**SUPPLIED RECORDS:**
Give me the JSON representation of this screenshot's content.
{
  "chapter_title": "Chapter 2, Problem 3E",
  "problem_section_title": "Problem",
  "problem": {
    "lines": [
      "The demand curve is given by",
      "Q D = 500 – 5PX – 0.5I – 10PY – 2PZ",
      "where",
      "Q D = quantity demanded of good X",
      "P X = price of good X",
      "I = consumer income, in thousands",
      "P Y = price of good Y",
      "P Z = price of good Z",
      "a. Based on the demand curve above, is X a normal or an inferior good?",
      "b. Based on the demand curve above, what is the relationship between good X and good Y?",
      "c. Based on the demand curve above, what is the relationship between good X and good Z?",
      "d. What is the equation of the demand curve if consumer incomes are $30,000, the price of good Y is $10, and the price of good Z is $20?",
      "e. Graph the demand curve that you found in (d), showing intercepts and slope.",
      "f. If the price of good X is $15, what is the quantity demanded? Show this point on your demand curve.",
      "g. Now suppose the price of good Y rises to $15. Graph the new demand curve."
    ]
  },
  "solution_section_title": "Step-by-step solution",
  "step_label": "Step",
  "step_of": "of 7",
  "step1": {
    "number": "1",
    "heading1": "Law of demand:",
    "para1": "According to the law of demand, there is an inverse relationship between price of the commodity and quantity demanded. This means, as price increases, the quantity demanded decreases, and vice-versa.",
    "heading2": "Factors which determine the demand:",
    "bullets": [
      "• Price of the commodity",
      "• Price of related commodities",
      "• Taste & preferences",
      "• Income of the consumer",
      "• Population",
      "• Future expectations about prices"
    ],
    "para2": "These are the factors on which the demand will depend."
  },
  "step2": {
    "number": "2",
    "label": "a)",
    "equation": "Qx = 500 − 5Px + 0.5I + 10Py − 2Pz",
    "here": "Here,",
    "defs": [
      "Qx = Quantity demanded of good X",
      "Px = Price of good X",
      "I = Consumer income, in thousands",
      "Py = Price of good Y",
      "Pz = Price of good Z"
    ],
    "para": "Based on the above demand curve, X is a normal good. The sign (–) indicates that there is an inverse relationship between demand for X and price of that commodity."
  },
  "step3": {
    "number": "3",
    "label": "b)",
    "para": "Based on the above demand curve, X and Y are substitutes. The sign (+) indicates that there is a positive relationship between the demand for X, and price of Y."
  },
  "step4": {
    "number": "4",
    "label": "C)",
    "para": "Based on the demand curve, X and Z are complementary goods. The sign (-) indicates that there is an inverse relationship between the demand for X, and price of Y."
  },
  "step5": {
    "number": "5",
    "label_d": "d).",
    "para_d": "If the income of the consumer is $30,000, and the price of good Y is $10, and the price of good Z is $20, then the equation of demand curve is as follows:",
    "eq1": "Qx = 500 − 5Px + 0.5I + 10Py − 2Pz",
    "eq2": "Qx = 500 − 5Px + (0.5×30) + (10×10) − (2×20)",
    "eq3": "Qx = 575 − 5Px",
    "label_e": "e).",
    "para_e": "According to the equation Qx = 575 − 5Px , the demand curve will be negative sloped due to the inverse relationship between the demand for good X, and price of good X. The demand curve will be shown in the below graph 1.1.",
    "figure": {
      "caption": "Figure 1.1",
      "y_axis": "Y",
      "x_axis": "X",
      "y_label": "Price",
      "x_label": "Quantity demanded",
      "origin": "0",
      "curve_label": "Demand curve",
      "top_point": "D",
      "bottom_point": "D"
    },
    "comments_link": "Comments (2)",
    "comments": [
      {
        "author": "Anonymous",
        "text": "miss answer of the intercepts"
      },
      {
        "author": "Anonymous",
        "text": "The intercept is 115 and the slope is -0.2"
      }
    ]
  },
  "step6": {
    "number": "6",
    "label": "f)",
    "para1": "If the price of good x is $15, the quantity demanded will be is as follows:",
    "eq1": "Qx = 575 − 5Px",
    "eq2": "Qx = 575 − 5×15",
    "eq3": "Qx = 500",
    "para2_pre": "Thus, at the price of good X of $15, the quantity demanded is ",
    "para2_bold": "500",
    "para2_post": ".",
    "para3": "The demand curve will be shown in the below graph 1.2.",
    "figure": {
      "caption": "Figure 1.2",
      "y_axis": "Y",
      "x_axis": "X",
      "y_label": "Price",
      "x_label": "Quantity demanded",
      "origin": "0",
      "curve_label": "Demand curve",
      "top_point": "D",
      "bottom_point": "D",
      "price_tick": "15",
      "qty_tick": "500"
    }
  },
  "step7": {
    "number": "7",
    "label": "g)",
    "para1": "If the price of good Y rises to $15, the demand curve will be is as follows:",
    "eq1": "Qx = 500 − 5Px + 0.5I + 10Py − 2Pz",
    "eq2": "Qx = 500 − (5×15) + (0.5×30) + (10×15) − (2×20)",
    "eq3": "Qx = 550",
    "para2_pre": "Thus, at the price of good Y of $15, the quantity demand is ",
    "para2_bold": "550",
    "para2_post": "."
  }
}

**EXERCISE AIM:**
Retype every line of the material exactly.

**ANSWER BOX:**
Give me the JSON representation of this screenshot's content.
{
  "chapter_title": "Chapter 2, Problem 3E",
  "problem_section_title": "Problem",
  "problem": {
    "lines": [
      "The demand curve is given by",
      "Q D = 500 – 5PX – 0.5I – 10PY – 2PZ",
      "where",
      "Q D = quantity demanded of good X",
      "P X = price of good X",
      "I = consumer income, in thousands",
      "P Y = price of good Y",
      "P Z = price of good Z",
      "a. Based on the demand curve above, is X a normal or an inferior good?",
      "b. Based on the demand curve above, what is the relationship between good X and good Y?",
      "c. Based on the demand curve above, what is the relationship between good X and good Z?",
      "d. What is the equation of the demand curve if consumer incomes are $30,000, the price of good Y is $10, and the price of good Z is $20?",
      "e. Graph the demand curve that you found in (d), showing intercepts and slope.",
      "f. If the price of good X is $15, what is the quantity demanded? Show this point on your demand curve.",
      "g. Now suppose the price of good Y rises to $15. Graph the new demand curve."
    ]
  },
  "solution_section_title": "Step-by-step solution",
  "step_label": "Step",
  "step_of": "of 7",
  "step1": {
    "number": "1",
    "heading1": "Law of demand:",
    "para1": "According to the law of demand, there is an inverse relationship between price of the commodity and quantity demanded. This means, as price increases, the quantity demanded decreases, and vice-versa.",
    "heading2": "Factors which determine the demand:",
    "bullets": [
      "• Price of the commodity",
      "• Price of related commodities",
      "• Taste & preferences",
      "• Income of the consumer",
      "• Population",
      "• Future expectations about prices"
    ],
    "para2": "These are the factors on which the demand will depend."
  },
  "step2": {
    "number": "2",
    "label": "a)",
    "equation": "Qx = 500 − 5Px + 0.5I + 10Py − 2Pz",
    "here": "Here,",
    "defs": [
      "Qx = Quantity demanded of good X",
      "Px = Price of good X",
      "I = Consumer income, in thousands",
      "Py = Price of good Y",
      "Pz = Price of good Z"
    ],
    "para": "Based on the above demand curve, X is a normal good. The sign (–) indicates that there is an inverse relationship between demand for X and price of that commodity."
  },
  "step3": {
    "number": "3",
    "label": "b)",
    "para": "Based on the above demand curve, X and Y are substitutes. The sign (+) indicates that there is a positive relationship between the demand for X, and price of Y."
  },
  "step4": {
    "number": "4",
    "label": "C)",
    "para": "Based on the demand curve, X and Z are complementary goods. The sign (-) indicates that there is an inverse relationship between the demand for X, and price of Y."
  },
  "step5": {
    "number": "5",
    "label_d": "d).",
    "para_d": "If the income of the consumer is $30,000, and the price of good Y is $10, and the price of good Z is $20, then the equation of demand curve is as follows:",
    "eq1": "Qx = 500 − 5Px + 0.5I + 10Py − 2Pz",
    "eq2": "Qx = 500 − 5Px + (0.5×30) + (10×10) − (2×20)",
    "eq3": "Qx = 575 − 5Px",
    "label_e": "e).",
    "para_e": "According to the equation Qx = 575 − 5Px , the demand curve will be negative sloped due to the inverse relationship between the demand for good X, and price of good X. The demand curve will be shown in the below graph 1.1.",
    "figure": {
      "caption": "Figure 1.1",
      "y_axis": "Y",
      "x_axis": "X",
      "y_label": "Price",
      "x_label": "Quantity demanded",
      "origin": "0",
      "curve_label": "Demand curve",
      "top_point": "D",
      "bottom_point": "D"
    },
    "comments_link": "Comments (2)",
    "comments": [
      {
        "author": "Anonymous",
        "text": "miss answer of the intercepts"
      },
      {
        "author": "Anonymous",
        "text": "The intercept is 115 and the slope is -0.2"
      }
    ]
  },
  "step6": {
    "number": "6",
    "label": "f)",
    "para1": "If the price of good x is $15, the quantity demanded will be is as follows:",
    "eq1": "Qx = 575 − 5Px",
    "eq2": "Qx = 575 − 5×15",
    "eq3": "Qx = 500",
    "para2_pre": "Thus, at the price of good X of $15, the quantity demanded is ",
    "para2_bold": "500",
    "para2_post": ".",
    "para3": "The demand curve will be shown in the below graph 1.2.",
    "figure": {
      "caption": "Figure 1.2",
      "y_axis": "Y",
      "x_axis": "X",
      "y_label": "Price",
      "x_label": "Quantity demanded",
      "origin": "0",
      "curve_label": "Demand curve",
      "top_point": "D",
      "bottom_point": "D",
      "price_tick": "15",
      "qty_tick": "500"
    }
  },
  "step7": {
    "number": "7",
    "label": "g)",
    "para1": "If the price of good Y rises to $15, the demand curve will be is as follows:",
    "eq1": "Qx = 500 − 5Px + 0.5I + 10Py − 2Pz",
    "eq2": "Qx = 500 − (5×15) + (0.5×30) + (10×15) − (2×20)",
    "eq3": "Qx = 550",
    "para2_pre": "Thus, at the price of good Y of $15, the quantity demand is ",
    "para2_bold": "550",
    "para2_post": "."
  }
}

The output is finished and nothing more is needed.